I have a 2006 Ford F150 XL V6 4.2L, and want to get better gas mileage. What is the best and cheapest way to accomplish this?
Option 1: Trade it for a more fuel-efficient vehicle.
Option 2: Don’t carry any unnecessary weight. Drive gently. Don’t exceed the speed limit. Make sure the tires are properly inflated. Follow the factory maintenance schedule.
The Ford engineers have done everything they can to maximize the mileage on this truck. There are no “tricks” to increase its gas mileage, and there are no aftermarket modifications that will increase mileage, despite all the claims.
What’s the gas mileage now?
Change your driving habits. Go easy on the accelerator. Anticipate stops and start slowing early. Avoid using the brakes, rather plan ahead. On the freeway, slow down. Most vehicles get the best mileage at a steady speed around 35-50 mph.
Don't overdo it. Traffic conditions, safety and curtsy. are important.
I don’t have a lot of stats yet, but it varies depending on how traffic is in the city from 12-13 up to just under 15 MPG. On the highway it seems only slightly more to just over 16.
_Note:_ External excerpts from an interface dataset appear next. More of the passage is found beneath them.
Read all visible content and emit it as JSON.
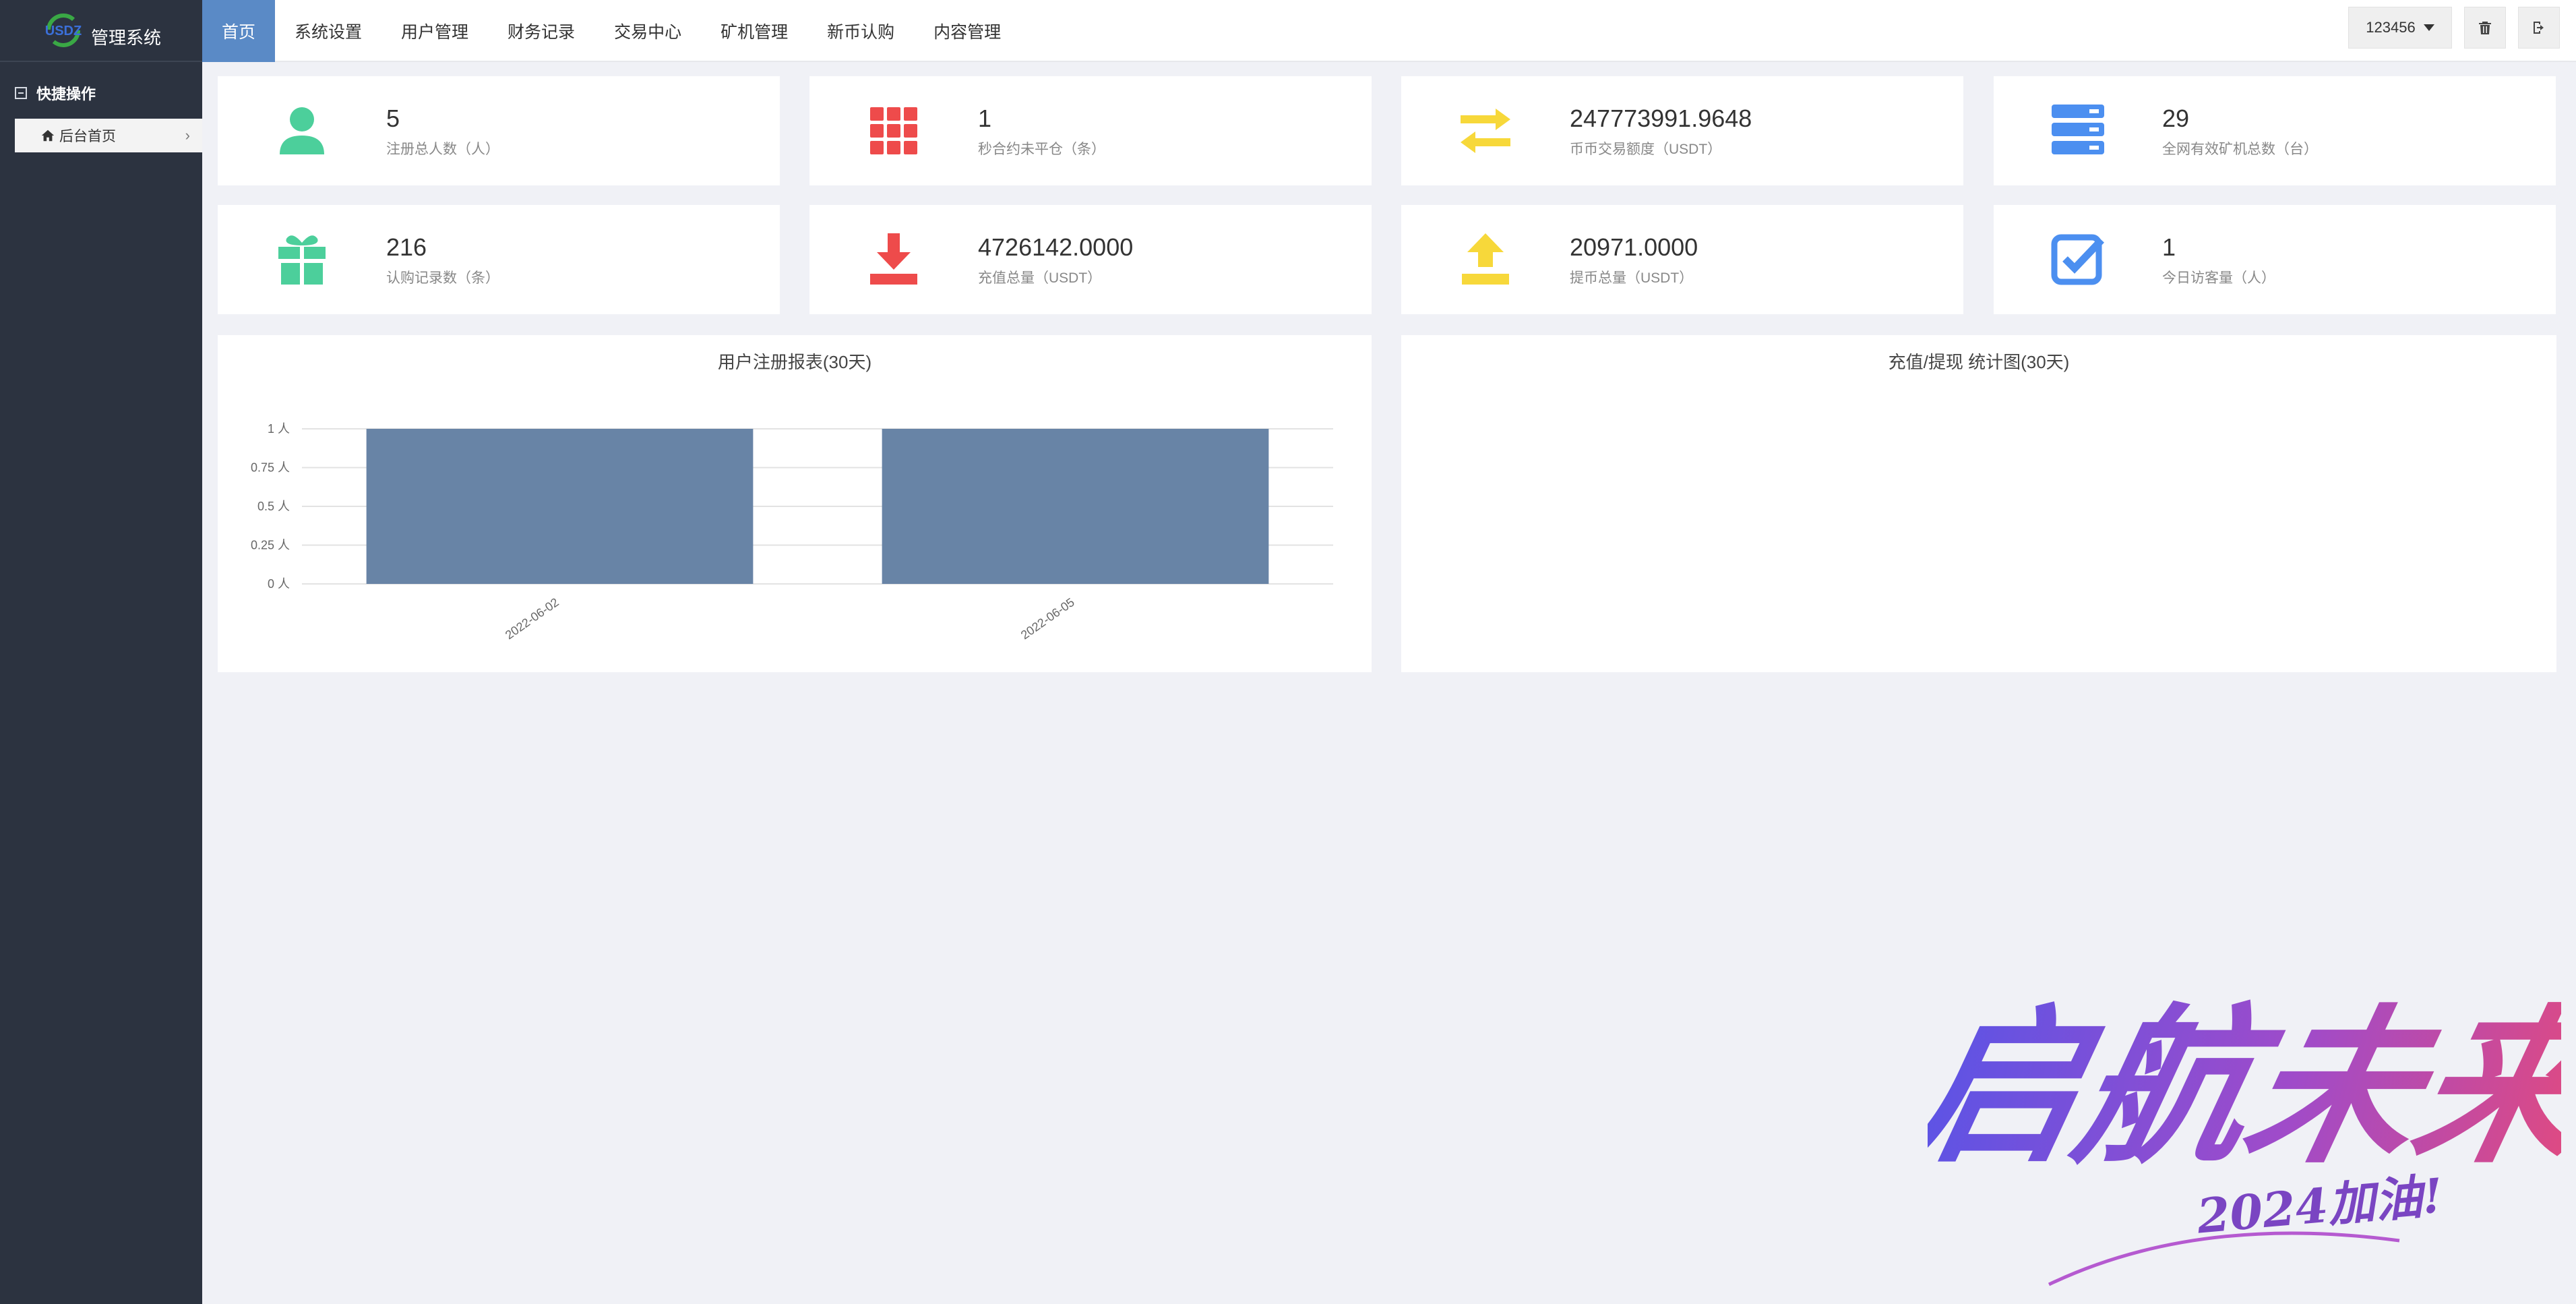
{
  "app": {
    "logo_text": "管理系统",
    "logo_mark_text": "USDZ"
  },
  "sidebar": {
    "section_title": "快捷操作",
    "items": [
      {
        "label": "后台首页"
      }
    ]
  },
  "nav": {
    "items": [
      {
        "label": "首页",
        "active": true
      },
      {
        "label": "系统设置"
      },
      {
        "label": "用户管理"
      },
      {
        "label": "财务记录"
      },
      {
        "label": "交易中心"
      },
      {
        "label": "矿机管理"
      },
      {
        "label": "新币认购"
      },
      {
        "label": "内容管理"
      }
    ]
  },
  "topbar": {
    "user": "123456",
    "delete_icon": "trash-icon",
    "logout_icon": "logout-icon"
  },
  "stats": [
    {
      "value": "5",
      "label": "注册总人数（人）",
      "icon": "user-icon",
      "color": "#4ccf9b"
    },
    {
      "value": "1",
      "label": "秒合约未平仓（条）",
      "icon": "grid-icon",
      "color": "#ee4b4b"
    },
    {
      "value": "247773991.9648",
      "label": "币币交易额度（USDT）",
      "icon": "exchange-icon",
      "color": "#f7d83a"
    },
    {
      "value": "29",
      "label": "全网有效矿机总数（台）",
      "icon": "server-icon",
      "color": "#4c8ff0"
    },
    {
      "value": "216",
      "label": "认购记录数（条）",
      "icon": "gift-icon",
      "color": "#4ccf9b"
    },
    {
      "value": "4726142.0000",
      "label": "充值总量（USDT）",
      "icon": "download-icon",
      "color": "#ee4b4b"
    },
    {
      "value": "20971.0000",
      "label": "提币总量（USDT）",
      "icon": "upload-icon",
      "color": "#f7d83a"
    },
    {
      "value": "1",
      "label": "今日访客量（人）",
      "icon": "checkbox-icon",
      "color": "#4c8ff0"
    }
  ],
  "panels": {
    "left_title": "用户注册报表(30天)",
    "right_title": "充值/提现 统计图(30天)"
  },
  "chart_data": {
    "type": "bar",
    "title": "用户注册报表(30天)",
    "categories": [
      "2022-06-02",
      "2022-06-05"
    ],
    "values": [
      1,
      1
    ],
    "ylim": [
      0,
      1
    ],
    "yticks": [
      "0 人",
      "0.25 人",
      "0.5 人",
      "0.75 人",
      "1 人"
    ],
    "ytick_values": [
      0,
      0.25,
      0.5,
      0.75,
      1
    ],
    "bar_color": "#6884a6",
    "grid": true
  },
  "watermark": {
    "main": "启航未来",
    "sub": "2024加油!"
  }
}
Do you get better mpg with the tailgate up or down? Just curious. Rocketman
There have been long discussions about this. As far as I can determine, pickups are designed to get the best mileage with the tailgate closed. I wonder what happens if you install a bed cover? Not a cap, just a cover.
Make certain that your engine is “in-tune” . . . fresh spark plugs gapped correctly . . . make certain that your tire pressure is correct . . . others have stated to adjust your driving habits, it work. Example: My Wife drives a '95 Civic as her daily driver, gets about 25 mpg, back and forth to work (only 9 miles one way), soccer practice, errands, etc. Two weeks ago we went to the beach . . . a 250 mile trip one way. We packed everything the night before, got up at 4 to beat the beach traffic, and drove the 250 miles in about 5 hours, cruise control on, tire pressure at 35 psi, no stopping, no A/C, very little traffic. MPG? 45 mpg! I didn’t believe it, so I did the same thing coming home, but drove in the evening instead of morning, same mpg . . 45. Driving habit will really make a difference. Rocketman
The two biggest things that DESTROY fuel mileage are acceleration and aerodynamic drag. Accelerating the mass of that vehicle rapidly to say 50 mph takes a tremendous amount of energy. So try to avoid doing that. Hot brakes means poor fuel mileage. Trucks have very poor aerodynamics. At speeds over 60, this drag increases VERY rapidly. A bed cover of some sort will help. Also the large outside mirrors add a lot of drag at high speed…Are you using this truck as a “daily driver”?? Do something different, park the truck, and realize a huge decrease in fuel costs…
I doesn’t have to be my daily driver. I use it mainly for small hauls and yard work.
I guess driving habits are the key. I’ll have to park it more than drive it to really see the difference. U guys are so quite with you snide comments…
Oh ya and Thanks.
I have the same truck/engine just a 2004. My mileage is just about the same (but never 12 city) I am happy as a clam because the truck just runs and runs,I am not messing with what works. Who want a emission system failure from aftermarket software or home brew fuel mixtures (which we had questions about last year).
Yes, they are very “quite”.
For what its worth…Myth Busters tailgate up vs down tests.